=== YOUR GOAL ===
If a line of the data below holds the word "動きマズマズ", list it.

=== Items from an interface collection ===
● ● ●
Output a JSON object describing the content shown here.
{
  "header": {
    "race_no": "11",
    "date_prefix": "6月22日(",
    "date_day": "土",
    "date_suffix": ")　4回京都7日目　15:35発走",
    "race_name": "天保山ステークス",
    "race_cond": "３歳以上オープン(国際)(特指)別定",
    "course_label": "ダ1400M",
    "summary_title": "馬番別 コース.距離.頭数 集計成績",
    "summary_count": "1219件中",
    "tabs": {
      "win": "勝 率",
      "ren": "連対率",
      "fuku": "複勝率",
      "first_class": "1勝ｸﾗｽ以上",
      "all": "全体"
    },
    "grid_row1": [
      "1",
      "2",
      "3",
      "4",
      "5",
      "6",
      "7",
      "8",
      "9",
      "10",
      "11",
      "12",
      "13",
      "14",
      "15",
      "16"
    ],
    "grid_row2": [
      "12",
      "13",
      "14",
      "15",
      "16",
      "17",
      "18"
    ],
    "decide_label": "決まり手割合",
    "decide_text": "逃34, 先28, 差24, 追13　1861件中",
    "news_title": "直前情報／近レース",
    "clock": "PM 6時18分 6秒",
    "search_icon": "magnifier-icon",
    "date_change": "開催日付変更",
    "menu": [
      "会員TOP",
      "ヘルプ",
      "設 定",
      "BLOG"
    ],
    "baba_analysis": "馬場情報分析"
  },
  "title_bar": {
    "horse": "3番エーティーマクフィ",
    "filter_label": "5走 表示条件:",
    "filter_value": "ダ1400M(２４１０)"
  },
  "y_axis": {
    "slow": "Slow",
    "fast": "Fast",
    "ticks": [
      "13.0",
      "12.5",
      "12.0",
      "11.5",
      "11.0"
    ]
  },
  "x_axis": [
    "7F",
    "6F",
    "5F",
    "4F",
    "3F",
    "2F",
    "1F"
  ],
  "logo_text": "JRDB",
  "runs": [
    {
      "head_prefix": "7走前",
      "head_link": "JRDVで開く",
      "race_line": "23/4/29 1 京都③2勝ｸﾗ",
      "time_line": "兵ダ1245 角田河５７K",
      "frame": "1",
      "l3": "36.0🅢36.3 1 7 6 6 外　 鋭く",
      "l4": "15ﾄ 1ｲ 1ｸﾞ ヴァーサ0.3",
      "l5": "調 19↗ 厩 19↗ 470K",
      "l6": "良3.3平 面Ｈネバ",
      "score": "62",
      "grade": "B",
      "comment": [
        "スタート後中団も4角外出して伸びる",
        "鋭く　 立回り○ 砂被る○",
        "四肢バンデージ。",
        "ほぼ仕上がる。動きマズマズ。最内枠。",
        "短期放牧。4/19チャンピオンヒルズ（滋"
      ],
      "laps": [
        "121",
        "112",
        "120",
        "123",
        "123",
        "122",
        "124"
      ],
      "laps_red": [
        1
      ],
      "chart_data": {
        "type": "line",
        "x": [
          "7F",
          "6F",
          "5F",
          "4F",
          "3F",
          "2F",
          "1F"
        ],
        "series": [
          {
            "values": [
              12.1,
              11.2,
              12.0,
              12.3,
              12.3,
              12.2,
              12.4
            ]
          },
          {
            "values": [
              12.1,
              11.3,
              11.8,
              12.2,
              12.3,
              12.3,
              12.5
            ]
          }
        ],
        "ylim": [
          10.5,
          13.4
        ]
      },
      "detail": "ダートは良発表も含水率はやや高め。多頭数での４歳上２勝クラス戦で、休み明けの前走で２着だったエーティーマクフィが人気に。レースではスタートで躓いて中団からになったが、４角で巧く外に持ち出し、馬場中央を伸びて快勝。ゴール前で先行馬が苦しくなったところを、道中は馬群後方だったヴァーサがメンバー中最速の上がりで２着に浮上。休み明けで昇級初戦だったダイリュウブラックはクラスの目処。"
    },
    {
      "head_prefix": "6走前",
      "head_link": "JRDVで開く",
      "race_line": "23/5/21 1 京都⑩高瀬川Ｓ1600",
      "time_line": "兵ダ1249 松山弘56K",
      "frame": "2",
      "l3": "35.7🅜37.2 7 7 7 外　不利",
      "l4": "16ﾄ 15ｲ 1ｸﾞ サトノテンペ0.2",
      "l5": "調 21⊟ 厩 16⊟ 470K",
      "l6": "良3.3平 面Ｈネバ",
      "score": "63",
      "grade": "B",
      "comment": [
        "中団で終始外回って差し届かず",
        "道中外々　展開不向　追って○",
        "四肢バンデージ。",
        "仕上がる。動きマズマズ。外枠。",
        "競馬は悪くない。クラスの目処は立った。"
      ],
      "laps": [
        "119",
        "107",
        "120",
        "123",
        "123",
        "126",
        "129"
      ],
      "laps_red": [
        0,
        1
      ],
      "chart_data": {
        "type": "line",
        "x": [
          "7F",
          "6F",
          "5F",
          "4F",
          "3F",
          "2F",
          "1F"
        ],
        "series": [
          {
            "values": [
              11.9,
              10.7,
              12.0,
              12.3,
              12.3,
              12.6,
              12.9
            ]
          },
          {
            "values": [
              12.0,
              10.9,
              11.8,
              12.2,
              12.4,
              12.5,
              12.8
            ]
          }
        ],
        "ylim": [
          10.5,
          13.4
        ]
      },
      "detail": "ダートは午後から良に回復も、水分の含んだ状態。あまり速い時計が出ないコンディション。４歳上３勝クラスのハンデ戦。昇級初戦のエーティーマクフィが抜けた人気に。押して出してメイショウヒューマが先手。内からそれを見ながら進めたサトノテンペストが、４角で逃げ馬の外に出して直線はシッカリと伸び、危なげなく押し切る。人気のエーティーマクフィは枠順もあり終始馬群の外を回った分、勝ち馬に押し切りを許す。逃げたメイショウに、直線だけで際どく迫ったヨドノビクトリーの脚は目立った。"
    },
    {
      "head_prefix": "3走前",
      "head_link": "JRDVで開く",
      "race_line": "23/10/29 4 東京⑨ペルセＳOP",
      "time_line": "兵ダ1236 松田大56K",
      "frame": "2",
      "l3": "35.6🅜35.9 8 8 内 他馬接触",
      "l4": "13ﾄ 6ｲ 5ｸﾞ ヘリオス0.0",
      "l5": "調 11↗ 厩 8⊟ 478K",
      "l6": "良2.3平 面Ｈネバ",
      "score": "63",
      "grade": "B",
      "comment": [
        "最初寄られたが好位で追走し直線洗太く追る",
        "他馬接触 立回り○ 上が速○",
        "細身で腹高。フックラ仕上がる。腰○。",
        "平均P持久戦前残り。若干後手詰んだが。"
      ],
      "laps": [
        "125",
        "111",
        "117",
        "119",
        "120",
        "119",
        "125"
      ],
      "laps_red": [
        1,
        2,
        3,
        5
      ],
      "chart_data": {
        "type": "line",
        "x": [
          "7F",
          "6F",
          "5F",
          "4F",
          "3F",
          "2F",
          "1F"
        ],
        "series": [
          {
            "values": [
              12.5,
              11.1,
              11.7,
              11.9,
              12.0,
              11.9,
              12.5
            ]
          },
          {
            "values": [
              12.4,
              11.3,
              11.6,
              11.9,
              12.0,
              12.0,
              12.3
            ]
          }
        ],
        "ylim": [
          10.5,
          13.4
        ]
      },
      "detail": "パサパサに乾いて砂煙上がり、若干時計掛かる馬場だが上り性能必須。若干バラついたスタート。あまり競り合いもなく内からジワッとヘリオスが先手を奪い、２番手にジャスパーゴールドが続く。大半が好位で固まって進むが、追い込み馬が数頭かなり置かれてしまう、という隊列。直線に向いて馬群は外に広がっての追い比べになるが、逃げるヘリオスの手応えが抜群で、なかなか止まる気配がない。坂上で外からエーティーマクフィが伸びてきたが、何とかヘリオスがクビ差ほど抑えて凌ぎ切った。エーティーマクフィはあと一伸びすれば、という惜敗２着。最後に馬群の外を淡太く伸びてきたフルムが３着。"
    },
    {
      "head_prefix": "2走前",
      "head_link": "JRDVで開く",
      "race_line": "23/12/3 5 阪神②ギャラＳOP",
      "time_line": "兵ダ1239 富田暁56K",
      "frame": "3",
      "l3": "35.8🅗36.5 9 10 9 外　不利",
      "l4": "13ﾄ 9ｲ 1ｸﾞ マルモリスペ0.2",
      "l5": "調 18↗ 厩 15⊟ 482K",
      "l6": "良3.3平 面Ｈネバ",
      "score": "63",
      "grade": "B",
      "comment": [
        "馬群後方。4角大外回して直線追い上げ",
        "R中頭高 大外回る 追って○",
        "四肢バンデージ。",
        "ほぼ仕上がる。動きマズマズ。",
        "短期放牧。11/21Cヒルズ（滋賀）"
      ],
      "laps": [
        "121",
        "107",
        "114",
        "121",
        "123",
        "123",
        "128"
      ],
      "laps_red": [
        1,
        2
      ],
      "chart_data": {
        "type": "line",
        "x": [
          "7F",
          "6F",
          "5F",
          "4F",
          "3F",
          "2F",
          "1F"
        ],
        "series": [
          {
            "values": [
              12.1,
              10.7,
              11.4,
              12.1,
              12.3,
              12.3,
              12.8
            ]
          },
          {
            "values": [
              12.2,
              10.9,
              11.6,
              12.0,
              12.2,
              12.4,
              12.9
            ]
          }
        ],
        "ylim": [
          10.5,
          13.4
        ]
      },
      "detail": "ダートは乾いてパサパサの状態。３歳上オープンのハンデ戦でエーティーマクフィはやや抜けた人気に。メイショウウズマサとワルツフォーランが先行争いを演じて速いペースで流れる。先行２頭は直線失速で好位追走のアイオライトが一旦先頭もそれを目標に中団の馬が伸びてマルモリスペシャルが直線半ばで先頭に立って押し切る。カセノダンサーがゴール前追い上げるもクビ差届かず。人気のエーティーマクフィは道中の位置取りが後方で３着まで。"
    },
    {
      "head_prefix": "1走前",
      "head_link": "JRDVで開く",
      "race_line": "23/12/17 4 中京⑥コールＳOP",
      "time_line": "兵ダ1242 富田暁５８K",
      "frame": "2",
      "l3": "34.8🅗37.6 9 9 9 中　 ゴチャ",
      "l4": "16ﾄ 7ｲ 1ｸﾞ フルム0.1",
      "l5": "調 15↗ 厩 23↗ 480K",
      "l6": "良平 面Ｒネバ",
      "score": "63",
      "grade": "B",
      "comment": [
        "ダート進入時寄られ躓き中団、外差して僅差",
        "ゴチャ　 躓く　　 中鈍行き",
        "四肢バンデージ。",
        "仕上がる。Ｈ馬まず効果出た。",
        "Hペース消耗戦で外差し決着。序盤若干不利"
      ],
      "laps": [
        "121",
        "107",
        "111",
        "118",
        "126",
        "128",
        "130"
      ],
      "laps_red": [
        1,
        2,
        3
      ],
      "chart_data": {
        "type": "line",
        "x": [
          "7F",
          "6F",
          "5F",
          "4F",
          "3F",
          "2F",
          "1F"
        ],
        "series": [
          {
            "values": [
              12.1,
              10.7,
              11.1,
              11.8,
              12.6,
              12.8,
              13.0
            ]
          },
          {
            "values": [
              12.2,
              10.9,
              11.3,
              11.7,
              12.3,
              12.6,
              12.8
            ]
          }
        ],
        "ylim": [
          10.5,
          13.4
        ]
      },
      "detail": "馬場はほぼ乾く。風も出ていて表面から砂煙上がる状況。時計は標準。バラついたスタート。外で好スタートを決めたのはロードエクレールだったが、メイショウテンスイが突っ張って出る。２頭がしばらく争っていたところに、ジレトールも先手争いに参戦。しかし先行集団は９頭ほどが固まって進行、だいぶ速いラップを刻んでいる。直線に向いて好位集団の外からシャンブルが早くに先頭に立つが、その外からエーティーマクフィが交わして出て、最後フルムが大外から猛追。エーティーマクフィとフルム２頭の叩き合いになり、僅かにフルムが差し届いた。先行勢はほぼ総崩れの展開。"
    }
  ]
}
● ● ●
=== SOLVED PROBLEM ===
        "ほぼ仕上がる。動きマズマズ。最内枠。",
        "仕上がる。動きマズマズ。外枠。",
        "ほぼ仕上がる。動きマズマズ。",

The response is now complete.